■ **Exercise requirements**
Every line containing the word "name" is to be copied from the data below.

■ **Listed records**
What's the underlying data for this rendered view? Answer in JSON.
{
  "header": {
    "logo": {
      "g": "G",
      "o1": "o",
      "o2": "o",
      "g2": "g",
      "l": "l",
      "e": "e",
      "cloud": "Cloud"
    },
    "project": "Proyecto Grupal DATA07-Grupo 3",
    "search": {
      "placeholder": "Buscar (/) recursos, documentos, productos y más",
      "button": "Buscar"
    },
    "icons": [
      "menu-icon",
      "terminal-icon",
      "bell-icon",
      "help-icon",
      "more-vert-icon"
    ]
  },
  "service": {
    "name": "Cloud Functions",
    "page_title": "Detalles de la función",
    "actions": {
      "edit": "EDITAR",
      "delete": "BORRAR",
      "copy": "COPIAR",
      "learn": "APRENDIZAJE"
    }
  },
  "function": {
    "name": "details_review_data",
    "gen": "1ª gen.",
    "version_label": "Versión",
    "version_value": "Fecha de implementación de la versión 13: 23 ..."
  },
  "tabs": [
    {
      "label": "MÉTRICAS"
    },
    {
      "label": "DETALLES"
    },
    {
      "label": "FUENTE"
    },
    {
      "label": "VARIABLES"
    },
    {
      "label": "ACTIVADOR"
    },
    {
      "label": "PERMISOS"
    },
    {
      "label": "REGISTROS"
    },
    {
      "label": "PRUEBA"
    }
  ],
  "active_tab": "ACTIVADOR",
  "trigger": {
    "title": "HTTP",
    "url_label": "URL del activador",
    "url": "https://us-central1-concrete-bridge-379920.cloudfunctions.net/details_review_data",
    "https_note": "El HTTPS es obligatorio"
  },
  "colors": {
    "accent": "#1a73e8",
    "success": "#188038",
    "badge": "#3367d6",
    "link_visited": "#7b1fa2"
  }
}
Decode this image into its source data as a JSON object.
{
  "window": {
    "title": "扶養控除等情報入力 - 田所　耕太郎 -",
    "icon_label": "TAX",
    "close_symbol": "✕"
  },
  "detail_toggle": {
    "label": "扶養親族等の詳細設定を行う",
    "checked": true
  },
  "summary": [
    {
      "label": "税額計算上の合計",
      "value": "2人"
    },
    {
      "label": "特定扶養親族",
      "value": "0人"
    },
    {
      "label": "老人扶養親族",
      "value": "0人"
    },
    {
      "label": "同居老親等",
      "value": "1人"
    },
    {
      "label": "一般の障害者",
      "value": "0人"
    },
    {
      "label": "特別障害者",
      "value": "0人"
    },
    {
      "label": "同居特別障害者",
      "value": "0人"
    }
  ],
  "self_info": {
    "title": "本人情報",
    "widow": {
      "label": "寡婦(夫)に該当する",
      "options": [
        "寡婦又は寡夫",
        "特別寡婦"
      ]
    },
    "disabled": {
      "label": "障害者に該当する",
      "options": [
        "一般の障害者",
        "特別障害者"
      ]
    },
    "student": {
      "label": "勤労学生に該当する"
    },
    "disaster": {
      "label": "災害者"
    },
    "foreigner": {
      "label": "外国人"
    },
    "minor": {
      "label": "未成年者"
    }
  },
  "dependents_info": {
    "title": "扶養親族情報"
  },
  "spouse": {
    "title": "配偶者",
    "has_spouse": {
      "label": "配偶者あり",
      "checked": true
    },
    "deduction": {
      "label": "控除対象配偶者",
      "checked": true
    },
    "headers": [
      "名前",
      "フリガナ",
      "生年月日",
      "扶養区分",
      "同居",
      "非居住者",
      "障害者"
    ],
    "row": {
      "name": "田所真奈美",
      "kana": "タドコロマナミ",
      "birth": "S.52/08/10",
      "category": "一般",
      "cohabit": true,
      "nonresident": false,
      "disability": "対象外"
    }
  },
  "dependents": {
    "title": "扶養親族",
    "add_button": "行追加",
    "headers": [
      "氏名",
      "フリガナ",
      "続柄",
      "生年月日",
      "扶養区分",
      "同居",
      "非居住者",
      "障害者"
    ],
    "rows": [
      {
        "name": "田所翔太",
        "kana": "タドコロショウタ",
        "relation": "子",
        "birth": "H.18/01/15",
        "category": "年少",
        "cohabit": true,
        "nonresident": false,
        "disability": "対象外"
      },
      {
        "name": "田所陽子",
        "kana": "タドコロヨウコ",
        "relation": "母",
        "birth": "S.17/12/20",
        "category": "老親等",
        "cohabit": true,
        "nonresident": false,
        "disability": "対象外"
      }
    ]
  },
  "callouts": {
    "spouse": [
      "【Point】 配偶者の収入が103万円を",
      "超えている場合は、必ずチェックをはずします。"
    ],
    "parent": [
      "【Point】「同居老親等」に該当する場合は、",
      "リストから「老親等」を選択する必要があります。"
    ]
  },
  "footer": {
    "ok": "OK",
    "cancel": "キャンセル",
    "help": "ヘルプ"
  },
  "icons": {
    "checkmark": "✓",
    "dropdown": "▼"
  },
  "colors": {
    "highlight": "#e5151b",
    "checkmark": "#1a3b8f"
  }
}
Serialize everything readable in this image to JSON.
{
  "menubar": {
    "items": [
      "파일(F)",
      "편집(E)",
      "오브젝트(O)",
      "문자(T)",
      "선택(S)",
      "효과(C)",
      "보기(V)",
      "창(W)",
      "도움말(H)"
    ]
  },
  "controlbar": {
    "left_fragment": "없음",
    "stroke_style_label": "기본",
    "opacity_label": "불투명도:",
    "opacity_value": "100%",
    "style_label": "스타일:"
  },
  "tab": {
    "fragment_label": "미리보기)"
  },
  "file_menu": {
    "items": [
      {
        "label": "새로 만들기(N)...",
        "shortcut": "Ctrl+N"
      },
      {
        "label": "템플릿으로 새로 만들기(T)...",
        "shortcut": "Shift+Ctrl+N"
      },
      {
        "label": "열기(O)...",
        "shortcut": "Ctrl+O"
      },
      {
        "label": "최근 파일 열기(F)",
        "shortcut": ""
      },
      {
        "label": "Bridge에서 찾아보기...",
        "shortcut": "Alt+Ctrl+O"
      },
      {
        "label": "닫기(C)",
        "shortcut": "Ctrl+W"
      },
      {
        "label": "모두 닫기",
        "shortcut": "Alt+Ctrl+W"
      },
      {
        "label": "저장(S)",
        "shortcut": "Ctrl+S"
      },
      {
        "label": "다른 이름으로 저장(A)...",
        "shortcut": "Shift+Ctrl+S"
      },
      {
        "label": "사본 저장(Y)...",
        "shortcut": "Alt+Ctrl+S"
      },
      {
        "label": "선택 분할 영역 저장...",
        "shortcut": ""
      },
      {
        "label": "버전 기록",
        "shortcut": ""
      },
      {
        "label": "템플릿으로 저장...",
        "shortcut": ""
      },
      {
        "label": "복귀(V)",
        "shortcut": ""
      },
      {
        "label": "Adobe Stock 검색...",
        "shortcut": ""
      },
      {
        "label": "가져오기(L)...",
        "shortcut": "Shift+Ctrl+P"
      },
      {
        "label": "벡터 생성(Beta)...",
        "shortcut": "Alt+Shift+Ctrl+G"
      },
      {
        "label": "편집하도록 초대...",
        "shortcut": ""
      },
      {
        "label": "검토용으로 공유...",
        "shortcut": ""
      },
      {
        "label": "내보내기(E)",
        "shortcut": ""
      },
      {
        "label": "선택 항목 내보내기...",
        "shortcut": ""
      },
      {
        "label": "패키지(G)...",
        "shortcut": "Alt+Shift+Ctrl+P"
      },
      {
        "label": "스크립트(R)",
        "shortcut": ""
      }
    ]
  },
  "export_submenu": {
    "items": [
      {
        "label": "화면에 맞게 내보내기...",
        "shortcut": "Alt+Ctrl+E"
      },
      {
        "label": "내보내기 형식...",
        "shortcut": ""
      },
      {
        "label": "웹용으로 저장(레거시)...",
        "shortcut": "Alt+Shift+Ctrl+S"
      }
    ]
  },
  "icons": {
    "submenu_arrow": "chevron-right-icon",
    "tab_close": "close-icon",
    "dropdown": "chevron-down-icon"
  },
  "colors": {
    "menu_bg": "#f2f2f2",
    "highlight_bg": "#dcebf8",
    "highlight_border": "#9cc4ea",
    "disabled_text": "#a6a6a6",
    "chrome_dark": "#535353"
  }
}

■ **Exercise response**
    "name": "Cloud Functions",
    "name": "details_review_data",
      "name": "田所真奈美",
        "name": "田所翔太",
        "name": "田所陽子",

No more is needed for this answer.